:: Data extract ::

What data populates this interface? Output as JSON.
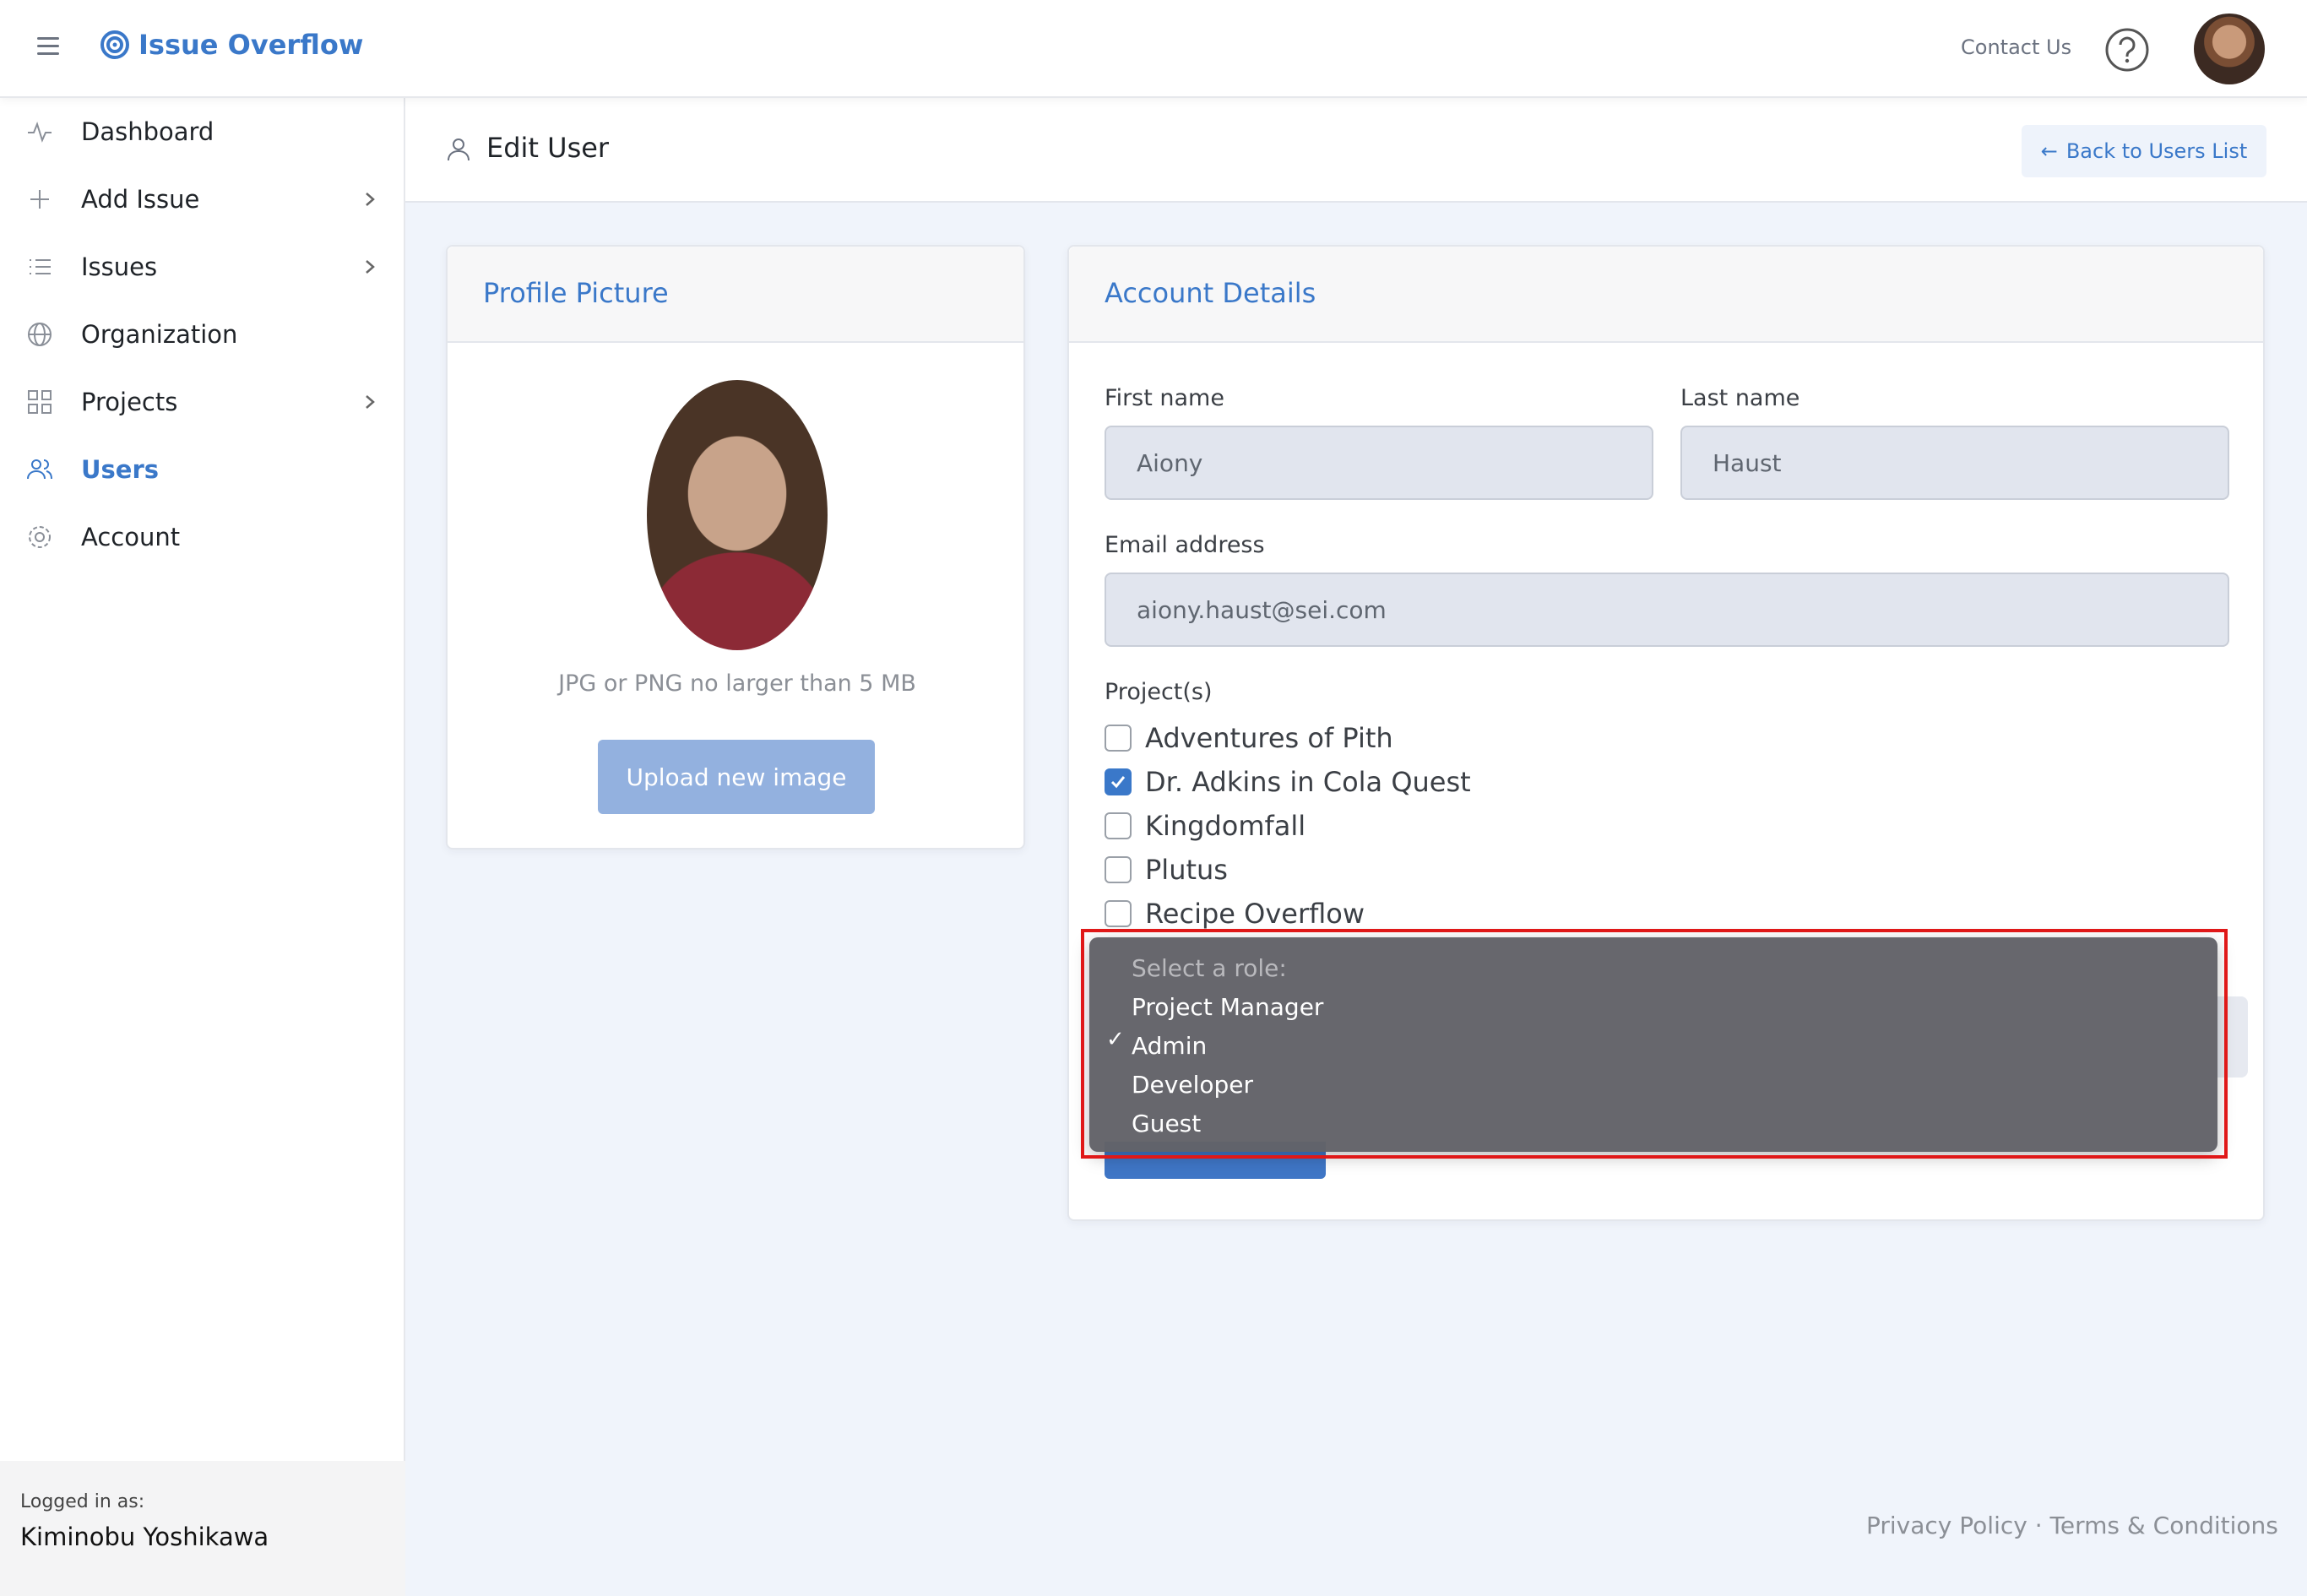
{
  "brand": {
    "name": "Issue Overflow"
  },
  "topbar": {
    "contact": "Contact Us"
  },
  "nav": [
    {
      "label": "Dashboard"
    },
    {
      "label": "Add Issue"
    },
    {
      "label": "Issues"
    },
    {
      "label": "Organization"
    },
    {
      "label": "Projects"
    },
    {
      "label": "Users"
    },
    {
      "label": "Account"
    }
  ],
  "sidebar_footer": {
    "label": "Logged in as:",
    "name": "Kiminobu Yoshikawa"
  },
  "page": {
    "title": "Edit User",
    "back_label": "Back to Users List"
  },
  "profile": {
    "title": "Profile Picture",
    "note": "JPG or PNG no larger than 5 MB",
    "upload_label": "Upload new image"
  },
  "account": {
    "title": "Account Details",
    "first_name_label": "First name",
    "first_name_value": "Aiony",
    "last_name_label": "Last name",
    "last_name_value": "Haust",
    "email_label": "Email address",
    "email_value": "aiony.haust@sei.com",
    "projects_label": "Project(s)",
    "projects": [
      {
        "label": "Adventures of Pith",
        "checked": false
      },
      {
        "label": "Dr. Adkins in Cola Quest",
        "checked": true
      },
      {
        "label": "Kingdomfall",
        "checked": false
      },
      {
        "label": "Plutus",
        "checked": false
      },
      {
        "label": "Recipe Overflow",
        "checked": false
      }
    ]
  },
  "role_dropdown": {
    "header": "Select a role:",
    "options": [
      "Project Manager",
      "Admin",
      "Developer",
      "Guest"
    ],
    "selected": "Admin"
  },
  "footer": {
    "privacy": "Privacy Policy",
    "separator": "·",
    "terms": "Terms & Conditions"
  },
  "colors": {
    "accent": "#3a78c9",
    "highlight": "#e01818"
  }
}
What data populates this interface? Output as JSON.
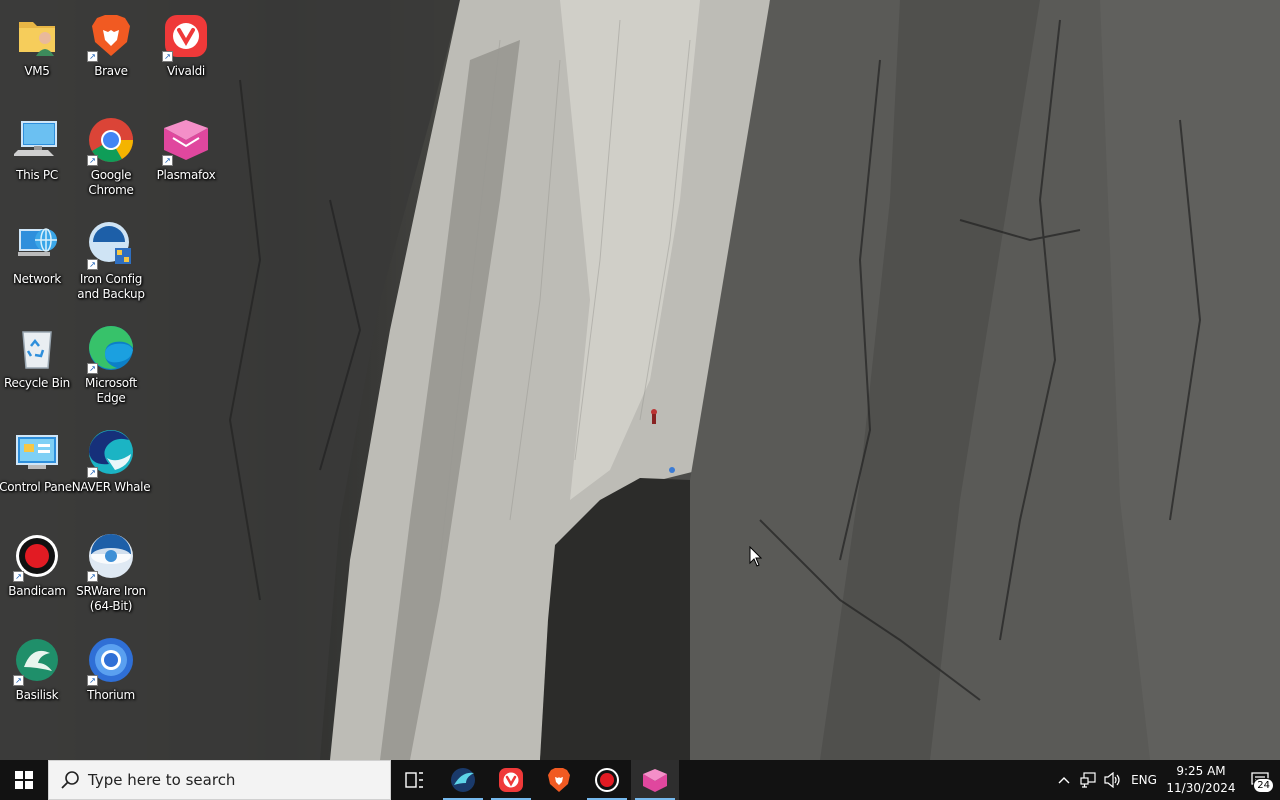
{
  "desktop": {
    "icons": [
      {
        "label": "VM5"
      },
      {
        "label": "Brave"
      },
      {
        "label": "Vivaldi"
      },
      {
        "label": "This PC"
      },
      {
        "label": "Google Chrome"
      },
      {
        "label": "Plasmafox"
      },
      {
        "label": "Network"
      },
      {
        "label": "Iron Config and Backup"
      },
      {
        "label": "Recycle Bin"
      },
      {
        "label": "Microsoft Edge"
      },
      {
        "label": "Control Panel"
      },
      {
        "label": "NAVER Whale"
      },
      {
        "label": "Bandicam"
      },
      {
        "label": "SRWare Iron (64-Bit)"
      },
      {
        "label": "Basilisk"
      },
      {
        "label": "Thorium"
      }
    ]
  },
  "taskbar": {
    "search_placeholder": "Type here to search",
    "pinned": [
      "task-view",
      "swift-browser",
      "vivaldi",
      "brave",
      "bandicam",
      "plasmafox"
    ],
    "tray": {
      "language": "ENG",
      "time": "9:25 AM",
      "date": "11/30/2024",
      "notification_count": "24"
    }
  },
  "colors": {
    "taskbar_bg": "#121212",
    "running_indicator": "#76b9ed",
    "search_bg": "#f3f3f3"
  }
}
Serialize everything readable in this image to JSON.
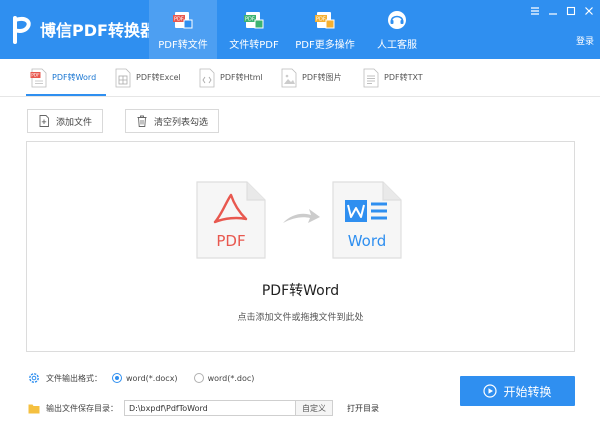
{
  "app": {
    "title": "博信PDF转换器",
    "logo_icon": "p-logo-icon"
  },
  "nav": {
    "tabs": [
      {
        "label": "PDF转文件",
        "icon": "pdf-to-file-icon",
        "active": true
      },
      {
        "label": "文件转PDF",
        "icon": "file-to-pdf-icon",
        "active": false
      },
      {
        "label": "PDF更多操作",
        "icon": "pdf-more-icon",
        "active": false
      },
      {
        "label": "人工客服",
        "icon": "headset-icon",
        "active": false
      }
    ]
  },
  "window": {
    "login_label": "登录",
    "controls": [
      "menu-icon",
      "minimize-icon",
      "restore-icon",
      "close-icon"
    ]
  },
  "subtabs": [
    {
      "label": "PDF转Word",
      "active": true
    },
    {
      "label": "PDF转Excel",
      "active": false
    },
    {
      "label": "PDF转Html",
      "active": false
    },
    {
      "label": "PDF转图片",
      "active": false
    },
    {
      "label": "PDF转TXT",
      "active": false
    }
  ],
  "toolbar": {
    "add_label": "添加文件",
    "clear_label": "清空列表勾选"
  },
  "dropzone": {
    "source_doc_text": "PDF",
    "target_doc_text": "Word",
    "title": "PDF转Word",
    "hint": "点击添加文件或拖拽文件到此处"
  },
  "output_format": {
    "label": "文件输出格式：",
    "options": [
      {
        "label": "word(*.docx)",
        "checked": true
      },
      {
        "label": "word(*.doc)",
        "checked": false
      }
    ]
  },
  "output_dir": {
    "label": "输出文件保存目录：",
    "path": "D:\\bxpdf\\PdfToWord",
    "custom_label": "自定义",
    "open_label": "打开目录"
  },
  "start": {
    "label": "开始转换"
  },
  "colors": {
    "primary": "#2f8ff0",
    "active_tab": "#4d9ff2",
    "pdf_red": "#e8584f",
    "word_blue": "#2f8ff0"
  }
}
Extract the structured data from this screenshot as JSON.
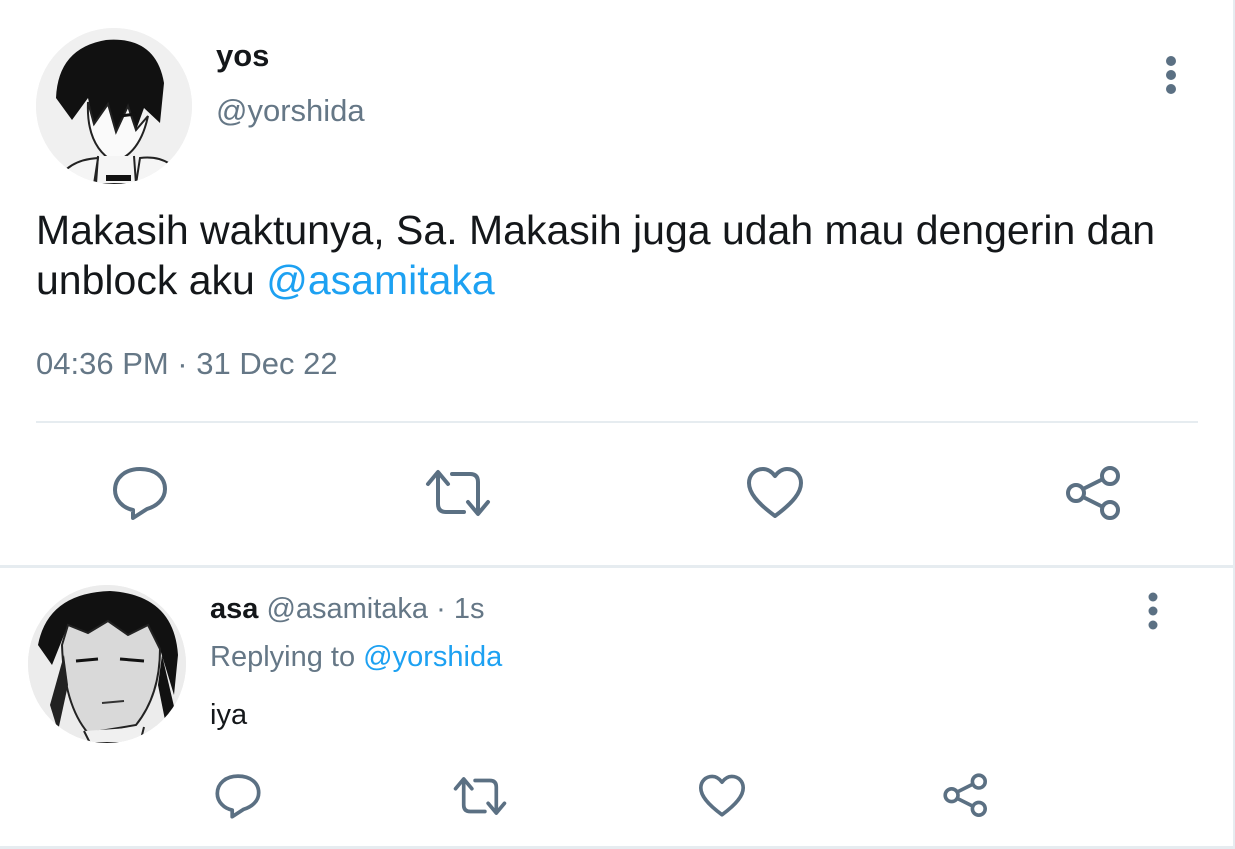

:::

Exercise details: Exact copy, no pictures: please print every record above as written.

Reply to the task:
What data populates this interface? Output as JSON.
{
  "brand": {
    "name": "Issue Overflow"
  },
  "topbar": {
    "contact": "Contact Us"
  },
  "nav": [
    {
      "label": "Dashboard"
    },
    {
      "label": "Add Issue"
    },
    {
      "label": "Issues"
    },
    {
      "label": "Organization"
    },
    {
      "label": "Projects"
    },
    {
      "label": "Users"
    },
    {
      "label": "Account"
    }
  ],
  "sidebar_footer": {
    "label": "Logged in as:",
    "name": "Kiminobu Yoshikawa"
  },
  "page": {
    "title": "Edit User",
    "back_label": "Back to Users List"
  },
  "profile": {
    "title": "Profile Picture",
    "note": "JPG or PNG no larger than 5 MB",
    "upload_label": "Upload new image"
  },
  "account": {
    "title": "Account Details",
    "first_name_label": "First name",
    "first_name_value": "Aiony",
    "last_name_label": "Last name",
    "last_name_value": "Haust",
    "email_label": "Email address",
    "email_value": "aiony.haust@sei.com",
    "projects_label": "Project(s)",
    "projects": [
      {
        "label": "Adventures of Pith",
        "checked": false
      },
      {
        "label": "Dr. Adkins in Cola Quest",
        "checked": true
      },
      {
        "label": "Kingdomfall",
        "checked": false
      },
      {
        "label": "Plutus",
        "checked": false
      },
      {
        "label": "Recipe Overflow",
        "checked": false
      }
    ]
  },
  "role_dropdown": {
    "header": "Select a role:",
    "options": [
      "Project Manager",
      "Admin",
      "Developer",
      "Guest"
    ],
    "selected": "Admin"
  },
  "footer": {
    "privacy": "Privacy Policy",
    "separator": "·",
    "terms": "Terms & Conditions"
  },
  "colors": {
    "accent": "#3a78c9",
    "highlight": "#e01818"
  }
}
What data populates this interface? Output as JSON.
{
  "desktop": {
    "icons": [
      {
        "label": "VM5"
      },
      {
        "label": "Brave"
      },
      {
        "label": "Vivaldi"
      },
      {
        "label": "This PC"
      },
      {
        "label": "Google Chrome"
      },
      {
        "label": "Plasmafox"
      },
      {
        "label": "Network"
      },
      {
        "label": "Iron Config and Backup"
      },
      {
        "label": "Recycle Bin"
      },
      {
        "label": "Microsoft Edge"
      },
      {
        "label": "Control Panel"
      },
      {
        "label": "NAVER Whale"
      },
      {
        "label": "Bandicam"
      },
      {
        "label": "SRWare Iron (64-Bit)"
      },
      {
        "label": "Basilisk"
      },
      {
        "label": "Thorium"
      }
    ]
  },
  "taskbar": {
    "search_placeholder": "Type here to search",
    "pinned": [
      "task-view",
      "swift-browser",
      "vivaldi",
      "brave",
      "bandicam",
      "plasmafox"
    ],
    "tray": {
      "language": "ENG",
      "time": "9:25 AM",
      "date": "11/30/2024",
      "notification_count": "24"
    }
  },
  "colors": {
    "taskbar_bg": "#121212",
    "running_indicator": "#76b9ed",
    "search_bg": "#f3f3f3"
  }
}
Serialize everything readable in this image to JSON.
{
  "app": {
    "title": "博信PDF转换器",
    "logo_icon": "p-logo-icon"
  },
  "nav": {
    "tabs": [
      {
        "label": "PDF转文件",
        "icon": "pdf-to-file-icon",
        "active": true
      },
      {
        "label": "文件转PDF",
        "icon": "file-to-pdf-icon",
        "active": false
      },
      {
        "label": "PDF更多操作",
        "icon": "pdf-more-icon",
        "active": false
      },
      {
        "label": "人工客服",
        "icon": "headset-icon",
        "active": false
      }
    ]
  },
  "window": {
    "login_label": "登录",
    "controls": [
      "menu-icon",
      "minimize-icon",
      "restore-icon",
      "close-icon"
    ]
  },
  "subtabs": [
    {
      "label": "PDF转Word",
      "active": true
    },
    {
      "label": "PDF转Excel",
      "active": false
    },
    {
      "label": "PDF转Html",
      "active": false
    },
    {
      "label": "PDF转图片",
      "active": false
    },
    {
      "label": "PDF转TXT",
      "active": false
    }
  ],
  "toolbar": {
    "add_label": "添加文件",
    "clear_label": "清空列表勾选"
  },
  "dropzone": {
    "source_doc_text": "PDF",
    "target_doc_text": "Word",
    "title": "PDF转Word",
    "hint": "点击添加文件或拖拽文件到此处"
  },
  "output_format": {
    "label": "文件输出格式：",
    "options": [
      {
        "label": "word(*.docx)",
        "checked": true
      },
      {
        "label": "word(*.doc)",
        "checked": false
      }
    ]
  },
  "output_dir": {
    "label": "输出文件保存目录：",
    "path": "D:\\bxpdf\\PdfToWord",
    "custom_label": "自定义",
    "open_label": "打开目录"
  },
  "start": {
    "label": "开始转换"
  },
  "colors": {
    "primary": "#2f8ff0",
    "active_tab": "#4d9ff2",
    "pdf_red": "#e8584f",
    "word_blue": "#2f8ff0"
  }
}
Extract the structured data from this screenshot as JSON.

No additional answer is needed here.